Their Very Own and Golden City

1966, (3w 18m - doubling)


ANDREW COBHAM, an apprentice draughtsman, and his young friends from Durham spend a day sketching in Durham Cathedral. On entering, ANDREW is overwhelmed. The year is 1926.

As though by osmosis ANDREW knows that one day he will become an architect. The youthful, exuberant friends talk about the future that is all before them. They will build six beautiful cities, which will be paid for and owned by the people who live in them. Industry will be capitalised by the Trade Unions.

In the beginning all happens as they plan. We constantly return to the Cathedral to witness their ardent hopes paralleling their future until, at a certain moment, that future swerves in a different direction. Reality in conflict with the Dream.

Two groups of four actors play Andrew and his friends as youths and as characters who grow older and disillusioned. But the play ends in 1926, in the Cathedral, with youth's hopes. The Dream remains. We have only 'flashed forward'.

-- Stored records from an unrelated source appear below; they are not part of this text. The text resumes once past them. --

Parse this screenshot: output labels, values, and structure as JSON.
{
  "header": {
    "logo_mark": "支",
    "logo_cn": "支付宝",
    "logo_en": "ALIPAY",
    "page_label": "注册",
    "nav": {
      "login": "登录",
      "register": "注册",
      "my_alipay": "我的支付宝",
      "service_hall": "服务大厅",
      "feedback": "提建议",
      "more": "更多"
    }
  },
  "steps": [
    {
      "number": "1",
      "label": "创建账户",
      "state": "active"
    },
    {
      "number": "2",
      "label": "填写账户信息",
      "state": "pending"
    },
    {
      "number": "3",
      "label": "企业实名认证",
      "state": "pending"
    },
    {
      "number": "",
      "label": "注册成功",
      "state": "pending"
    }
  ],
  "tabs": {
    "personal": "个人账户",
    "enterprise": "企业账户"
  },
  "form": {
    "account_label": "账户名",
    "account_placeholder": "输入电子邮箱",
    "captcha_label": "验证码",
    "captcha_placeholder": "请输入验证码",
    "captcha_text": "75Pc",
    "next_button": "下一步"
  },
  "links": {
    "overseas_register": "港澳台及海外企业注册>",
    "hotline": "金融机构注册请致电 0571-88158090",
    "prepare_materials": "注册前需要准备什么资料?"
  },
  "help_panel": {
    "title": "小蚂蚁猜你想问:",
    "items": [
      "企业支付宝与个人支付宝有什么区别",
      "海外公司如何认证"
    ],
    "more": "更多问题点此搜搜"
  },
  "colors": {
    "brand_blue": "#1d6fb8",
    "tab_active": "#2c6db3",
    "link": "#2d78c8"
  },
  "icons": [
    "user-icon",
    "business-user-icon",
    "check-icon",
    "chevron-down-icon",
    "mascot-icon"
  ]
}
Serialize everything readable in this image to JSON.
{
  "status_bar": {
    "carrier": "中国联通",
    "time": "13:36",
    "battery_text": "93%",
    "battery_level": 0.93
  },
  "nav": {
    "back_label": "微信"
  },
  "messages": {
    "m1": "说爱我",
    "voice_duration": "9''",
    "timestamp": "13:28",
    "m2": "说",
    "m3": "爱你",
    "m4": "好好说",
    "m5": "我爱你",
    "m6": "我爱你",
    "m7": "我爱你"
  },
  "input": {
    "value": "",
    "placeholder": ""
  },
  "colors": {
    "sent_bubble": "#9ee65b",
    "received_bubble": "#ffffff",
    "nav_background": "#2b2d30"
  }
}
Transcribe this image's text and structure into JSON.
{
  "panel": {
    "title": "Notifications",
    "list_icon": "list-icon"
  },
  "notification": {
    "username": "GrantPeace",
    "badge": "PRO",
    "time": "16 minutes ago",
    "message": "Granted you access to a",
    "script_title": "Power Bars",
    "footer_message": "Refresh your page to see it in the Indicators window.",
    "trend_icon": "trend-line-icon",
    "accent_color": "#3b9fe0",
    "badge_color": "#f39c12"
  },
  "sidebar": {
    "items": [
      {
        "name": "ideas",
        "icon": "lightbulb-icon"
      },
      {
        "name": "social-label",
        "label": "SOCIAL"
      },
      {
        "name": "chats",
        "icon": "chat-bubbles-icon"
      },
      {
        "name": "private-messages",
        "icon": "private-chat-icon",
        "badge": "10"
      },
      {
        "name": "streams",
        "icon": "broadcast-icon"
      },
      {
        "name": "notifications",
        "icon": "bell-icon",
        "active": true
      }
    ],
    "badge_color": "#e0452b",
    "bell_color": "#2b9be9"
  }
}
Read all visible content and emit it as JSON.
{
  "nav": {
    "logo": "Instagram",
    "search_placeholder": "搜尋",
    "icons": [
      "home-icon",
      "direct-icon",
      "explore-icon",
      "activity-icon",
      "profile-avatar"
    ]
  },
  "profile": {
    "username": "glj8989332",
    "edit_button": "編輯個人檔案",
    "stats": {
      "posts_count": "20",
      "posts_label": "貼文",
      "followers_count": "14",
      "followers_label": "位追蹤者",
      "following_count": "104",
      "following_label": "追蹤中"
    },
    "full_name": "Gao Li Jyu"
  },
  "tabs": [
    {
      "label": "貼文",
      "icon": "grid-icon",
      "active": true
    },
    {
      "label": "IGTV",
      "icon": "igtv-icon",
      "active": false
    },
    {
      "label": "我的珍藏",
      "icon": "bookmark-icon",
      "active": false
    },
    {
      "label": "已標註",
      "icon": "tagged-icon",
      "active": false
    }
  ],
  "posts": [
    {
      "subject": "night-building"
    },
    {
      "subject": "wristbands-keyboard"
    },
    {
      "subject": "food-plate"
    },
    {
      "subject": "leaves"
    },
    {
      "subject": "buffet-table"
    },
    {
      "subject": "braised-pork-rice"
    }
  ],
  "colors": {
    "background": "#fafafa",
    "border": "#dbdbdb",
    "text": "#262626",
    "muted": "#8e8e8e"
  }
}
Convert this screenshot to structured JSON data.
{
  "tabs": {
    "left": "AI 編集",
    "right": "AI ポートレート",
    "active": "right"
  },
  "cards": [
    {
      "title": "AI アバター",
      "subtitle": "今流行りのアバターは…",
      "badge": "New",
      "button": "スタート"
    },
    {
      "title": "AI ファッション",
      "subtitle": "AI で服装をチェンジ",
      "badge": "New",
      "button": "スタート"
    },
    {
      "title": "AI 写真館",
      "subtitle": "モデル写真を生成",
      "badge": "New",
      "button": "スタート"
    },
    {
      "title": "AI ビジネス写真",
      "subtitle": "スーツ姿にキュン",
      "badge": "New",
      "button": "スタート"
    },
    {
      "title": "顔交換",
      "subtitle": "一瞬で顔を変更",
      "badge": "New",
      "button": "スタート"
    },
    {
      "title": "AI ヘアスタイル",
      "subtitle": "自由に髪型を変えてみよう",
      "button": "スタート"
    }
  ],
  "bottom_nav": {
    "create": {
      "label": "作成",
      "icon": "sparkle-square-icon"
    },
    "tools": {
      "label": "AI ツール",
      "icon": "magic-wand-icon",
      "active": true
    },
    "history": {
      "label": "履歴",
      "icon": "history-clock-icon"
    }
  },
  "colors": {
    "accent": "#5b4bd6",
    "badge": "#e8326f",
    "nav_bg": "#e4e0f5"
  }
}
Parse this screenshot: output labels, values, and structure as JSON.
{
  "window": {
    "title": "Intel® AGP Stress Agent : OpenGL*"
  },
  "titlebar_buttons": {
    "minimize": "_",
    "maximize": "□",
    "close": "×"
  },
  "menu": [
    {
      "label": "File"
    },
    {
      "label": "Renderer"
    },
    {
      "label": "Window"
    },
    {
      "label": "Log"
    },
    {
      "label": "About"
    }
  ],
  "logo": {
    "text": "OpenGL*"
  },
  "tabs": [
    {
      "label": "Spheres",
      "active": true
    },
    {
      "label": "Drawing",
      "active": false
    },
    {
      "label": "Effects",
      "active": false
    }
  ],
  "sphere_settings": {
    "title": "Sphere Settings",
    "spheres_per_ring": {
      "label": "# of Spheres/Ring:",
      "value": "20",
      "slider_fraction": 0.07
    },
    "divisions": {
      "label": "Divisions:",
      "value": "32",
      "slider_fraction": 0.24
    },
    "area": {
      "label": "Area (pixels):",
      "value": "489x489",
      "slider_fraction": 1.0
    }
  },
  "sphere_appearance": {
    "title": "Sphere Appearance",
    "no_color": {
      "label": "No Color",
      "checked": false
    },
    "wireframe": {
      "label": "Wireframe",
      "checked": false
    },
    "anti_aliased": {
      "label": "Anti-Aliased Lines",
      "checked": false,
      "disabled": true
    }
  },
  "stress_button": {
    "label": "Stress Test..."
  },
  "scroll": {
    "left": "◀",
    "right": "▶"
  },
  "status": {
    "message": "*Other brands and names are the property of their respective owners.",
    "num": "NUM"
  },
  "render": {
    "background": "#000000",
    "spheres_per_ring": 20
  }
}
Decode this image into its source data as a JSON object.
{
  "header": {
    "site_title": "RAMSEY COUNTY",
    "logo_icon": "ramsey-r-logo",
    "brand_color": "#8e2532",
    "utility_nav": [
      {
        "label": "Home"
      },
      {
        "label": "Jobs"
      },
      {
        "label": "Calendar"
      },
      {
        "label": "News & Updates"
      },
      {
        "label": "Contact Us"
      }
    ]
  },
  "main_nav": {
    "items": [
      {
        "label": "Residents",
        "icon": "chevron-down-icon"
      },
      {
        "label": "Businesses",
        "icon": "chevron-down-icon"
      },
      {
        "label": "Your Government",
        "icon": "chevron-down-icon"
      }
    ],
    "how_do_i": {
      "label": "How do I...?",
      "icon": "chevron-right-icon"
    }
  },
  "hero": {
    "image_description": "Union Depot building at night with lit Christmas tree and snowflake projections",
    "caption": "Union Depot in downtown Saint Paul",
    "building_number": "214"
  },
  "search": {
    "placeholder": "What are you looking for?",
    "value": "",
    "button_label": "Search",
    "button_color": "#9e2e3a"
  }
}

"Do you know what depresses me? Men need leaders, that's what depresses me. They'll wait another twenty years and then another leader will come along and they'll build another city. That's all. Patchwork! Bits and pieces of patchwork. Six cities, twelve cities, what difference. Oases in the desert, that the sun dries up… My lifelong boys! My lifelong boys? Prefects! That's all; the Labour movement provides prefects to guard other men's principles for living…They need them, we supply them. I don't suppose there's such a thing as democracy, really, only a democratic way of manipulating power. And equality? None of that either, only a gracious way of accepting inequality."


…territory that few playwrights have ventured into and he renders it with beautiful accuracy…
Ronald Bryden, Observer